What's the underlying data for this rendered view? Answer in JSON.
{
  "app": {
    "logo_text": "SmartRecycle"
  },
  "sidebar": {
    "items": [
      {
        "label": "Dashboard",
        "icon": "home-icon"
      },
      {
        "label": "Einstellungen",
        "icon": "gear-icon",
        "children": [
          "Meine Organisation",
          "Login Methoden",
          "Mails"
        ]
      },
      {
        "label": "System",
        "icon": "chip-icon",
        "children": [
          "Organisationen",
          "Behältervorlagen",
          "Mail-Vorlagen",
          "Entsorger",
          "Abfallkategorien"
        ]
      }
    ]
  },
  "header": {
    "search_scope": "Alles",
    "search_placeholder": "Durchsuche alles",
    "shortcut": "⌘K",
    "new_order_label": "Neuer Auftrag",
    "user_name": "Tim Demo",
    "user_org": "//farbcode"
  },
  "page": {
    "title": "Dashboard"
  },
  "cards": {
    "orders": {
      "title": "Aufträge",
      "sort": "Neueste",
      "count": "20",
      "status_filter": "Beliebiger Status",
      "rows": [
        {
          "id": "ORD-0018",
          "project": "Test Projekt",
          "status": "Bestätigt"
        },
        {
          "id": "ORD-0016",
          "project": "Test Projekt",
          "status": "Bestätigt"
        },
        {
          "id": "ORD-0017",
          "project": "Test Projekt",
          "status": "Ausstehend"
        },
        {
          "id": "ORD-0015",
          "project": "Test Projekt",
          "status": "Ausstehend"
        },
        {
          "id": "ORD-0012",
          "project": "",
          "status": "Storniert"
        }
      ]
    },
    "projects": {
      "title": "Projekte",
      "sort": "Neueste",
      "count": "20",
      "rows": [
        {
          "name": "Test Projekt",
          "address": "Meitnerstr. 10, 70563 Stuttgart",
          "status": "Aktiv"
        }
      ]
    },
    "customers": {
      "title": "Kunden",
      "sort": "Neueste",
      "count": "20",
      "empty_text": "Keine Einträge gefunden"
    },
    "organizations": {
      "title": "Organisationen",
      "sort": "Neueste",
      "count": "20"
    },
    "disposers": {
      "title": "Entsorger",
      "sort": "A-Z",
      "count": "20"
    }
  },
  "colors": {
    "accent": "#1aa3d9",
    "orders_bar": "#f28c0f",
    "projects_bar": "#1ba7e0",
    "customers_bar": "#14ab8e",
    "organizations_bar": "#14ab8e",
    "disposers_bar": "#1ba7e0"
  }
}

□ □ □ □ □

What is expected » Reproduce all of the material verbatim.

Response box »
What's the underlying data for this rendered view? Answer in JSON.
{
  "app": {
    "logo_text": "SmartRecycle"
  },
  "sidebar": {
    "items": [
      {
        "label": "Dashboard",
        "icon": "home-icon"
      },
      {
        "label": "Einstellungen",
        "icon": "gear-icon",
        "children": [
          "Meine Organisation",
          "Login Methoden",
          "Mails"
        ]
      },
      {
        "label": "System",
        "icon": "chip-icon",
        "children": [
          "Organisationen",
          "Behältervorlagen",
          "Mail-Vorlagen",
          "Entsorger",
          "Abfallkategorien"
        ]
      }
    ]
  },
  "header": {
    "search_scope": "Alles",
    "search_placeholder": "Durchsuche alles",
    "shortcut": "⌘K",
    "new_order_label": "Neuer Auftrag",
    "user_name": "Tim Demo",
    "user_org": "//farbcode"
  },
  "page": {
    "title": "Dashboard"
  },
  "cards": {
    "orders": {
      "title": "Aufträge",
      "sort": "Neueste",
      "count": "20",
      "status_filter": "Beliebiger Status",
      "rows": [
        {
          "id": "ORD-0018",
          "project": "Test Projekt",
          "status": "Bestätigt"
        },
        {
          "id": "ORD-0016",
          "project": "Test Projekt",
          "status": "Bestätigt"
        },
        {
          "id": "ORD-0017",
          "project": "Test Projekt",
          "status": "Ausstehend"
        },
        {
          "id": "ORD-0015",
          "project": "Test Projekt",
          "status": "Ausstehend"
        },
        {
          "id": "ORD-0012",
          "project": "",
          "status": "Storniert"
        }
      ]
    },
    "projects": {
      "title": "Projekte",
      "sort": "Neueste",
      "count": "20",
      "rows": [
        {
          "name": "Test Projekt",
          "address": "Meitnerstr. 10, 70563 Stuttgart",
          "status": "Aktiv"
        }
      ]
    },
    "customers": {
      "title": "Kunden",
      "sort": "Neueste",
      "count": "20",
      "empty_text": "Keine Einträge gefunden"
    },
    "organizations": {
      "title": "Organisationen",
      "sort": "Neueste",
      "count": "20"
    },
    "disposers": {
      "title": "Entsorger",
      "sort": "A-Z",
      "count": "20"
    }
  },
  "colors": {
    "accent": "#1aa3d9",
    "orders_bar": "#f28c0f",
    "projects_bar": "#1ba7e0",
    "customers_bar": "#14ab8e",
    "organizations_bar": "#14ab8e",
    "disposers_bar": "#1ba7e0"
  }
}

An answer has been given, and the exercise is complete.